But, it is still a pretty good example of how any part of a building must to go through its development, no matter what approach you choose, from a traditional Design-Tender-Construct, fast track to D&B.
You can bring in the ‘magic painters’ that will paint the dots on the butterfly early in, but with little use, if your caterpillar is still merrily chewing on the green leaves.
You could try though, to hasten the process by having the ‘dot painting magical painters’ being in the right place when the right time arrives, by say fixing the caterpillar to a certain place so there is no time wasted in chasing it, at the correct time.
I know, this sounds loopy, even to me.
Let’s try again.
Think of a precast wall. Someone (likely an architect) will set out, that ‘a wall’ will be a precast type.
That wall will then (possibly by a structural engineer) chopped into pieces and the sizes determined. Then, likely the pieces will be designed by a specialist subcontractor, who will prepare connection shop drawings for someone to approve.
Before that happens (or in parallel), a main contractor will likely prepare shop-drawings linked to those precast elements piles, connecting slabs, roofs etc. Hundreds of people will be involved in creating drawings, models, drawings-and-models describing this particular wall from the time it was only 2 lines drawn by an expensive pen through (maybe) a smart, but still linear 3D+ wall element, through lines again as a set of plans and elevations to (maybe) a smart prefab model for the specialist subcontractor.
People that devise sophisticated BIM workflows spend a lot of time, trying to line up the above participants and force them to use one, or at least a small number of fully-integrated and compatible models. They go into significant efforts to use and reuse models and not ‘waste them’.
Yet a properly used and discarded model part, like the chrysalis’s shell is totally acceptable collateral ‘damage’. It is the retaining of the critical spatial position of various elements and their critical relationships that will truly guide a wastage of time and efforts.
Aiming for a fluid BIM approach I still see as an honorable goal, but is unlikely to work without, (you guessed) the proper management of the virtual building skeleton (the grids and points).
So, if you want a good BIM manager, you may ask at the interview from the proposed candidate, ‘How he/she maintains the health of her building skeletons?’ (you will need to know what answer to expect too, but I leave that for another time).
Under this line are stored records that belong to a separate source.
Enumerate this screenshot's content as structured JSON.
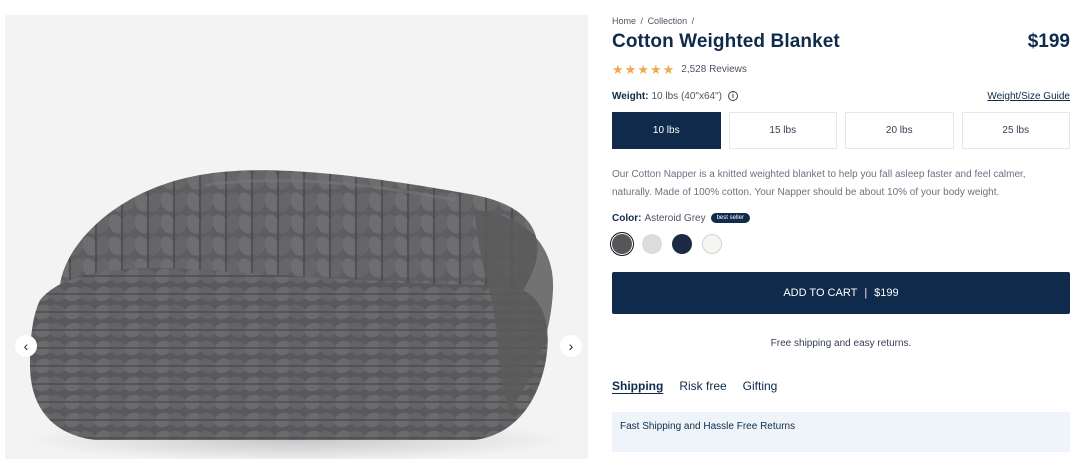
{
  "gallery": {
    "prev_icon": "chevron-left-icon",
    "next_icon": "chevron-right-icon",
    "prev_glyph": "‹",
    "next_glyph": "›"
  },
  "product": {
    "breadcrumb": [
      "Home",
      "/",
      "Collection",
      "/"
    ],
    "title": "Cotton Weighted Blanket",
    "price": "$199",
    "rating": 5,
    "reviews": "2,528 Reviews",
    "weight_label": "Weight:",
    "weight_value": "10 lbs (40\"x64\")",
    "info_glyph": "i",
    "size_guide": "Weight/Size Guide",
    "weights": [
      "10 lbs",
      "15 lbs",
      "20 lbs",
      "25 lbs"
    ],
    "selected_weight": "10 lbs",
    "description": "Our Cotton Napper is a knitted weighted blanket to help you fall asleep faster and feel calmer, naturally. Made of 100% cotton. Your Napper should be about 10% of your body weight.",
    "color_label": "Color:",
    "color_value": "Asteroid Grey",
    "badge": "best seller",
    "swatches": [
      {
        "color": "#555659",
        "selected": true
      },
      {
        "color": "#dcdcdc",
        "selected": false
      },
      {
        "color": "#1d2a44",
        "selected": false
      },
      {
        "color": "#f6f5f1",
        "selected": false
      }
    ],
    "cta": {
      "label": "ADD TO CART",
      "separator": "|",
      "price": "$199"
    },
    "shipping_note": "Free shipping and easy returns.",
    "tabs": [
      {
        "label": "Shipping",
        "active": true
      },
      {
        "label": "Risk free",
        "active": false
      },
      {
        "label": "Gifting",
        "active": false
      }
    ],
    "accordion_title": "Fast Shipping and Hassle Free Returns"
  },
  "colors": {
    "navy": "#0f2a4a",
    "star": "#f0a94e",
    "accordion_bg": "#eef4f9",
    "gallery_bg": "#f3f3f4"
  }
}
As a read through this post, I feel it disjointed and all over the place – so, I do try to pull together a meaningful end. I also look for a good illustration of the point I wish to project here.
Believe it or not, I have practiced this mantra of the ‘sacred skeleton’ I am preaching here for you over at least 2 decades and on hundreds of buildings and have many good examples.
In my search I found a little 3D PDF file that I will share with whoever would like to look at (email email@example.com) it. You can use LinkedIn messaging to ask for it too.
I hope Naylor Love will not mind me sharing the file, but take the gesture as my nod of compliments to their visionary director Scott Watson, who some time ago walked for a while with us on our journey to reshape the world of construction.
So, rather than giving you a meaningful ending, apart from the message that I sprinkled through the post ad nauseam, I am sharing you an example of a 3D PDF – that was made a good 10 years ago (this is just a ‘make believe one,’ but we made many of real and important buildings too) – an approach and technology I am yet to see anywhere else – even close to it.
Make sure you enable the 3D features of the pdf and remember, it is a PDF.